▶ [Your objective]
Whenever a line in the data below includes the string "coups", copy it out.

▶ [Extracted records]
-----

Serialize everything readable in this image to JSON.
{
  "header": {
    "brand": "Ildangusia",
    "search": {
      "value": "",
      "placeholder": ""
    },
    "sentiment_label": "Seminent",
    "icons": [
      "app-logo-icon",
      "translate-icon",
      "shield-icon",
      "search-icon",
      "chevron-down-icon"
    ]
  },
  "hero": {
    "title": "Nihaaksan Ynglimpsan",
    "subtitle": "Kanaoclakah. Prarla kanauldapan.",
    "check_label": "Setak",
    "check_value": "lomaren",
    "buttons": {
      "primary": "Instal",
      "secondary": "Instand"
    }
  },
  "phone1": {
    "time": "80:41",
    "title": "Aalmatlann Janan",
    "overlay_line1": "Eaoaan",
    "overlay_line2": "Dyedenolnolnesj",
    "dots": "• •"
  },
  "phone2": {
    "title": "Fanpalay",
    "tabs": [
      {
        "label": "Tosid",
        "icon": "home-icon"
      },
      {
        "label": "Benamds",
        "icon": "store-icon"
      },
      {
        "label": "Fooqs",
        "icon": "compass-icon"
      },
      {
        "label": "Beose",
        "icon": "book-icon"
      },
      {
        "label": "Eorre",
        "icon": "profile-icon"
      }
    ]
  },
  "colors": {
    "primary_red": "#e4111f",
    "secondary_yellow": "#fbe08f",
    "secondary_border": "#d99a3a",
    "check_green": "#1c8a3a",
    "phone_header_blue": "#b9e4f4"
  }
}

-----

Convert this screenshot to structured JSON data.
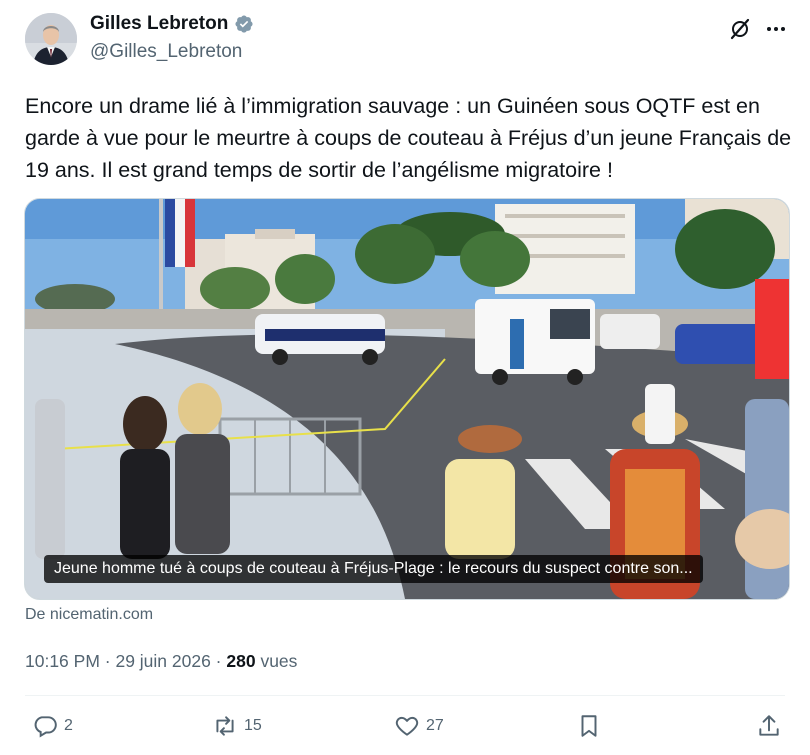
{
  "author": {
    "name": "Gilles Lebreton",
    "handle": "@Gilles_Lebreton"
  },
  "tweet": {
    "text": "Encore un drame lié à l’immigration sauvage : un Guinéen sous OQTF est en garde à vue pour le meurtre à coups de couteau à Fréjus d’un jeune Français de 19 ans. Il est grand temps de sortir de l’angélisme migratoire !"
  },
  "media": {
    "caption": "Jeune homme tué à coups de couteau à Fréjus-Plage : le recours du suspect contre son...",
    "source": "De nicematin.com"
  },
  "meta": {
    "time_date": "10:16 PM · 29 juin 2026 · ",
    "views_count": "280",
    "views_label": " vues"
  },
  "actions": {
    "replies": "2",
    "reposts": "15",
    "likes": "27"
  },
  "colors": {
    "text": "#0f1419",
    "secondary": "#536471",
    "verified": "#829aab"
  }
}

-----

▶ [Solution to the problem]
    "text": "Encore un drame lié à l’immigration sauvage : un Guinéen sous OQTF est en garde à vue pour le meurtre à coups de couteau à Fréjus d’un jeune Français de 19 ans. Il est grand temps de sortir de l’angélisme migratoire !"
    "caption": "Jeune homme tué à coups de couteau à Fréjus-Plage : le recours du suspect contre son...",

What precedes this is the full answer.